Every frame of this thing is completely vile by design, it makes Troma movies look like a Studio family films. Danny Perez presents a world where every building is falling apart, garbage is everywhere, and everyone is homeless, on drugs, deformed, sleazy, or some combination thereof. Lou and Sadie are like a dumpster bin Romy and Michelle. Natasha and Chloë play them with a great, over the top gusto (withholding speculation about how they researched their hard partying parts). It’s great to see Meg Tilly back in a horror genre film. She’s the one part of this film that’s warm and not covered in some kind of unidentifiable bio-waste.
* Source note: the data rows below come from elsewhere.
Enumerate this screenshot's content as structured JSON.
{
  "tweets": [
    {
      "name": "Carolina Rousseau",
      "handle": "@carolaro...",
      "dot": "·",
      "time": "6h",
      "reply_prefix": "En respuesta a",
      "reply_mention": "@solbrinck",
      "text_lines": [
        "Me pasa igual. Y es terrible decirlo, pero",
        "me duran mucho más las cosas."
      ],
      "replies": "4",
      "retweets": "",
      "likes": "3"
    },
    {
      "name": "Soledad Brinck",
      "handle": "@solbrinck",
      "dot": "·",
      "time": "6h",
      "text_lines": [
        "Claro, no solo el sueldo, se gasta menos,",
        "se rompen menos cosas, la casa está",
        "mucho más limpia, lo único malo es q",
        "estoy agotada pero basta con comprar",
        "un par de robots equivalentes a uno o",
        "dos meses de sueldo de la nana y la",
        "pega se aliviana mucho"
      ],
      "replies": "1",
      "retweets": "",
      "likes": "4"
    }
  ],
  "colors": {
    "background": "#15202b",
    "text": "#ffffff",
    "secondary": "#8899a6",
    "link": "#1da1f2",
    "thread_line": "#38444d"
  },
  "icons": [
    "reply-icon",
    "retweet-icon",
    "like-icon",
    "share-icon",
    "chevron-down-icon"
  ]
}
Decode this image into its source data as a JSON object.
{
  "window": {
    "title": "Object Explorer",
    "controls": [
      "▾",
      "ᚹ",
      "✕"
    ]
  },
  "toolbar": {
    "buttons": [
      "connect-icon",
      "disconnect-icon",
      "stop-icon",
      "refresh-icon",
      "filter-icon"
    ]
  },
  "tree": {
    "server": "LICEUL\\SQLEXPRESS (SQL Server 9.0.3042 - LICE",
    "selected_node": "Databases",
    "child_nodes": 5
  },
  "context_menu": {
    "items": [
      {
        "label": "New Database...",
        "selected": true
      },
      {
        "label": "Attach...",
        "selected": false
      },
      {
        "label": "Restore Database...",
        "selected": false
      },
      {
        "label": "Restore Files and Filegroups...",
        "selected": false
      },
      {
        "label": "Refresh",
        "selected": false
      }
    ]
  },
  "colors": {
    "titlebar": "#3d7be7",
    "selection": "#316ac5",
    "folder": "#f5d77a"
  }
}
Surreal and grotesque, Antibirth is an interesting visual experience that will leave you wanting a shower afterwards.
The Dark Side of the Moon
Dir: Stephan Rick
Urs (Moritz Bleibtreu) finds himself having something of a personal crisis after a defeated business opponent commits suicide in front of him. At the funeral he takes a walk in the woods and meets a beautiful young hippie. He later accompanies her to a gathering at a country house where the guests are relaxing and ingesting handfuls of mushrooms. He takes a walk in the woods alone and has a spectacularly bad trip about a black wolf. Thereafter he begins to act, shall we say, strangely; leaving his wife, strangling the hippie’s cat, stabbing deer in the woods, and causing car collisions. He learns that he accidentally took an unknown mushroom and he might be becoming a beast himself. Now he must find the mushroom again before he becomes a complete maniac.
The Dark Side of the Moon has a great cast. Moritz is alternately tortured and raging while Jürgen Prochnow is at his most evil as the head of a pharmaceutical company who might be the devil. In a way this film is kind of a twist on the tale of the wolfman, but here the animal is on the inside. The film brilliantly leaves the question up in the air whether Urs was a monster already or if he was made one by the mushrooms, toying with the idea of the inherent potential for evil within us all. Almost as compelling as the plot is the cinematography of the breathtakingly beautiful woods in which the film primarily takes place.
Dir: Daniel de la Vega
Virginia is on the run with her daughter Rebecca through the Argentinian countryside to avoid handing Rebecca over to Virginia’s estranged husband. When they stop at a gas station for lunch, someone grabs Rebecca and escapes in a tow truck. Virginia gives chase but is run off the road deliberately by an ambulance. When she awakens, she discovers she has been buried and has to be rescued by a stranger who tells her of a ritualistic cult that has taken her daughter. They have also grabbed a number of other children away from mothers and guardians. He says that she has just eight hours to find the ‘White Coffin’ and rescue her daughter before she returns to being dead and Rebecca will be murdered. Virginia finds herself in a game where she is competing against a clock and the other women to recover their children and nothing is quite what it seems.
At first I thought it was strange how adamant the press materials for this film were that it was an action-horror-road movie crossover instead of just calling it a horror film. However, on viewing I see that it is an accurate description. White Coffin perfectly crosses the tension and action of something like Breakdown or The Hitcher with an 80’s style supernatural cult thriller. Director Daniel de la Vega delivers a frantic world, full of surprises and twists that left me stunning and asking ‘did I really just see that?’ The great performances all around make the film feel all the more realistic, which makes the pandemonium all the more shocking. At a brief 70 minute runtime, White Coffin packs in a ton of action and once Virginia is out of the coffin, the film launches forward at a dizzying and exciting pace.
Adam Ruhl is a writer and life long Cinephile. He is the Executive
Cinema Editor of Pop Culture Beast’s Austin branch; covering festivals,
conventions, and new releases. When not filing reports, Adam can be
found stalking Alamo Drafthouse Programmers for leads on upcoming
DrafthouseFilms titles. Adam once blocked Harry Knowles entrance to a
theater until he was given extra tickets to a Roman Polanski movie.